Web page and app entries
- - -

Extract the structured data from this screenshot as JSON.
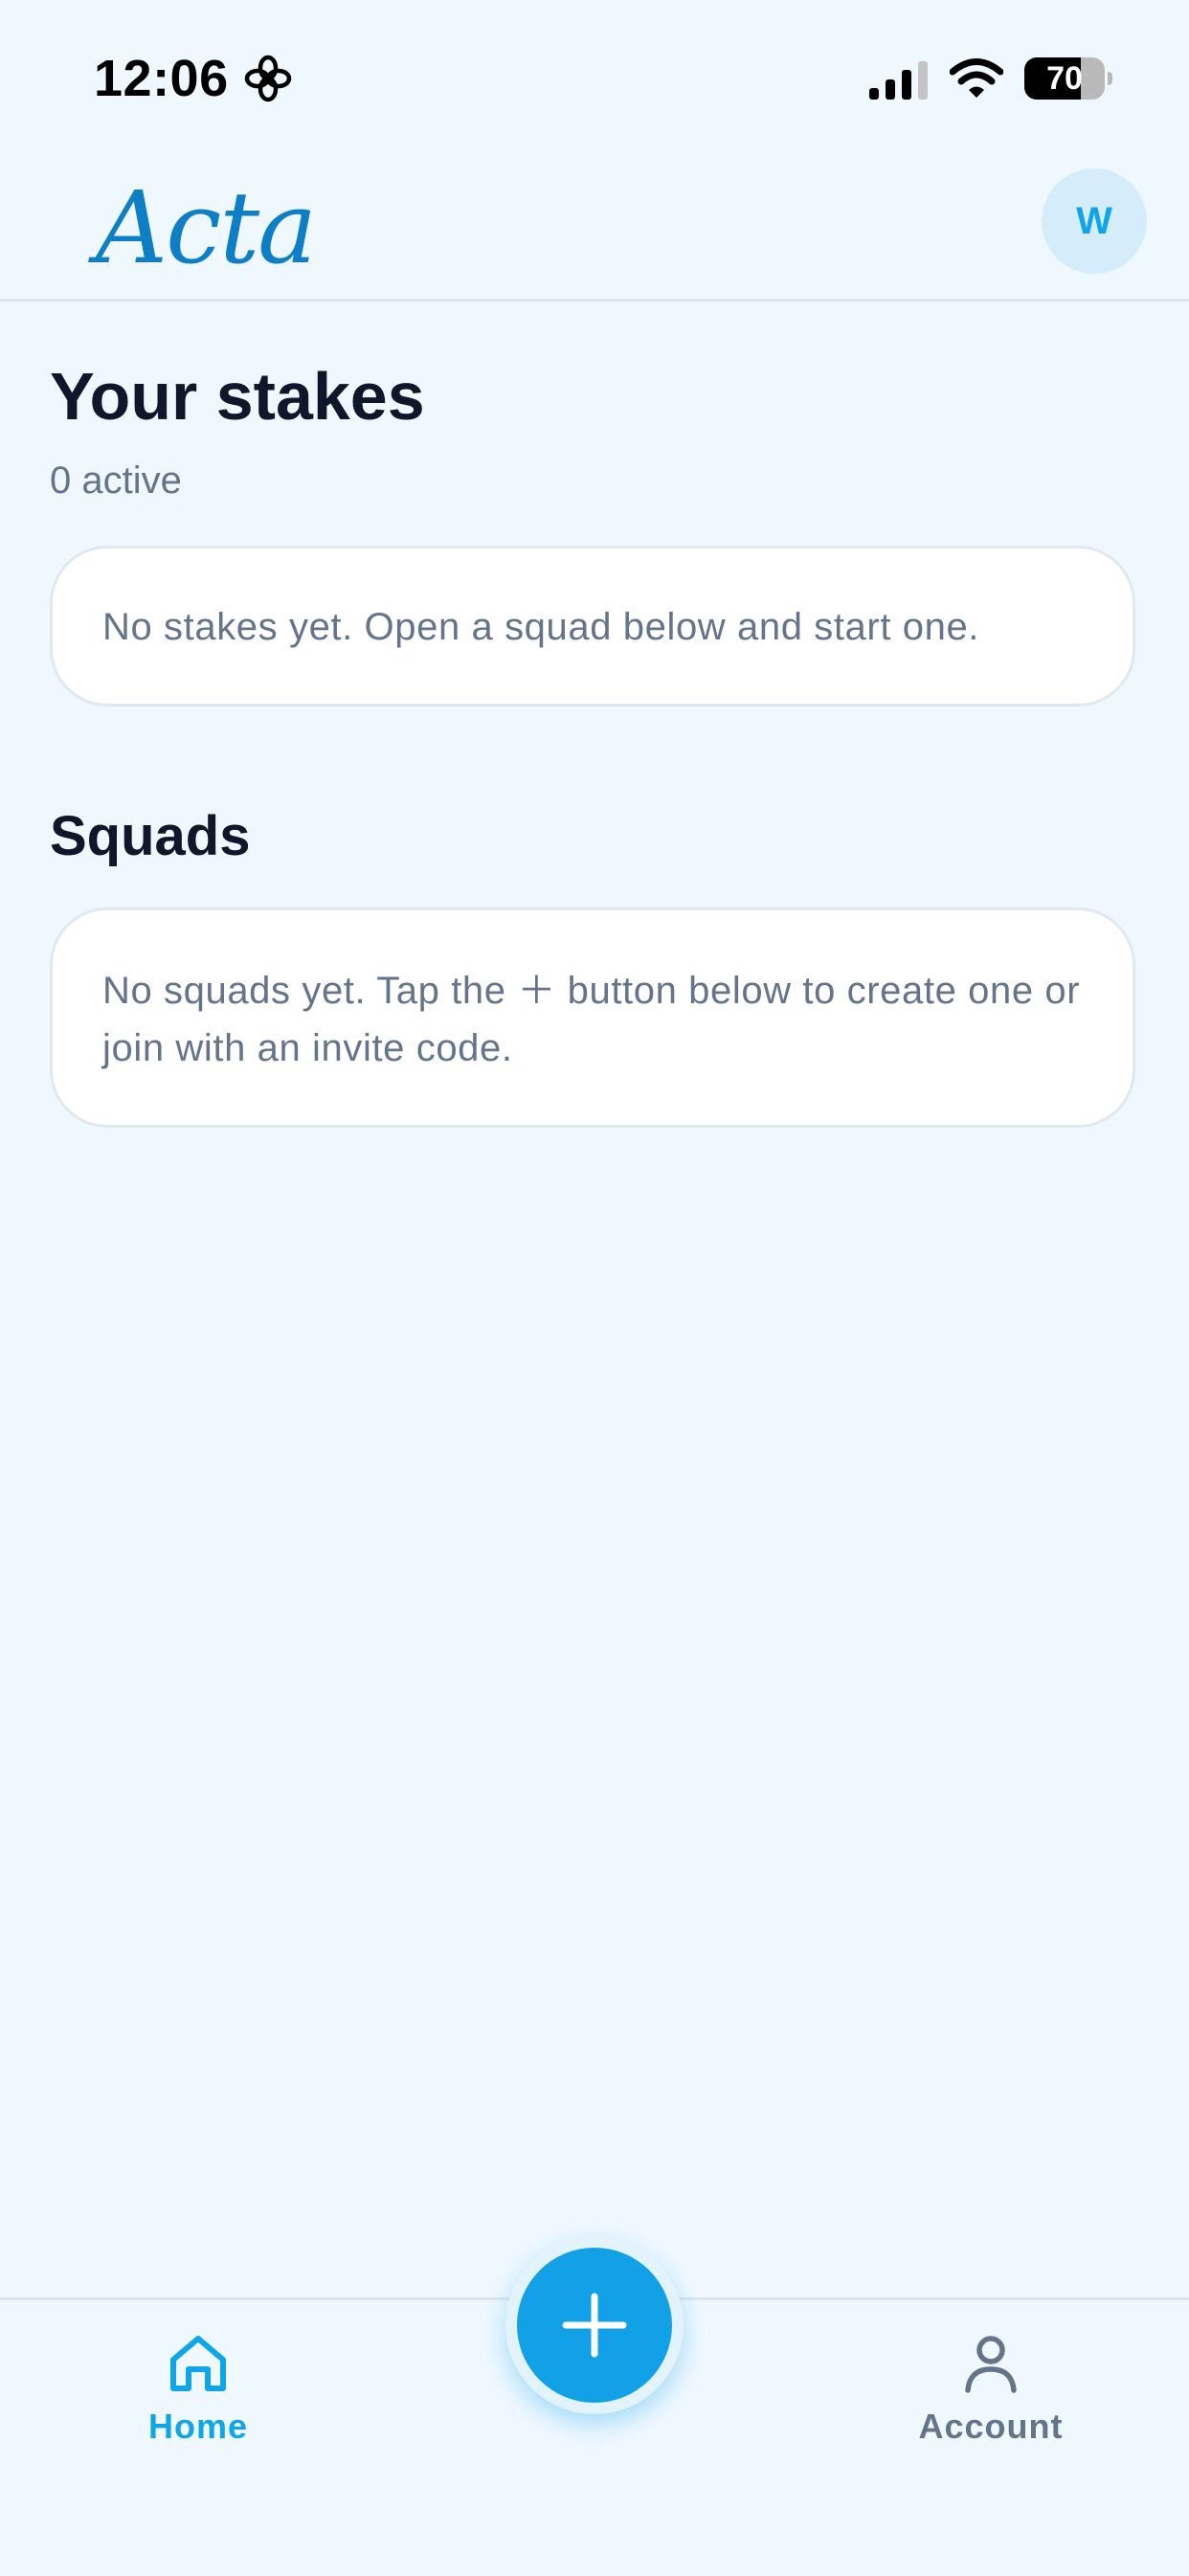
{
  "status_bar": {
    "time": "12:06",
    "battery_level": "70",
    "battery_fraction": 0.7,
    "icons": [
      "flower-icon",
      "cellular-signal-icon",
      "wifi-icon",
      "battery-icon"
    ]
  },
  "header": {
    "logo": "Acta",
    "avatar_initial": "W",
    "brand_color": "#0e7fc4",
    "accent_color": "#0ea5e9"
  },
  "stakes": {
    "title": "Your stakes",
    "count_label": "0 active",
    "empty_message": "No stakes yet. Open a squad below and start one."
  },
  "squads": {
    "title": "Squads",
    "empty_message": "No squads yet. Tap the ＋ button below to create one or join with an invite code."
  },
  "tab_bar": {
    "home_label": "Home",
    "account_label": "Account",
    "home_icon": "house-icon",
    "account_icon": "person-icon",
    "add_icon": "plus-icon",
    "active_tab": "Home"
  }
}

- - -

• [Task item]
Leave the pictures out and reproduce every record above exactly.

• [Answer box]
Extract the structured data from this screenshot as JSON.
{
  "status_bar": {
    "time": "12:06",
    "battery_level": "70",
    "battery_fraction": 0.7,
    "icons": [
      "flower-icon",
      "cellular-signal-icon",
      "wifi-icon",
      "battery-icon"
    ]
  },
  "header": {
    "logo": "Acta",
    "avatar_initial": "W",
    "brand_color": "#0e7fc4",
    "accent_color": "#0ea5e9"
  },
  "stakes": {
    "title": "Your stakes",
    "count_label": "0 active",
    "empty_message": "No stakes yet. Open a squad below and start one."
  },
  "squads": {
    "title": "Squads",
    "empty_message": "No squads yet. Tap the ＋ button below to create one or join with an invite code."
  },
  "tab_bar": {
    "home_label": "Home",
    "account_label": "Account",
    "home_icon": "house-icon",
    "account_icon": "person-icon",
    "add_icon": "plus-icon",
    "active_tab": "Home"
  }
}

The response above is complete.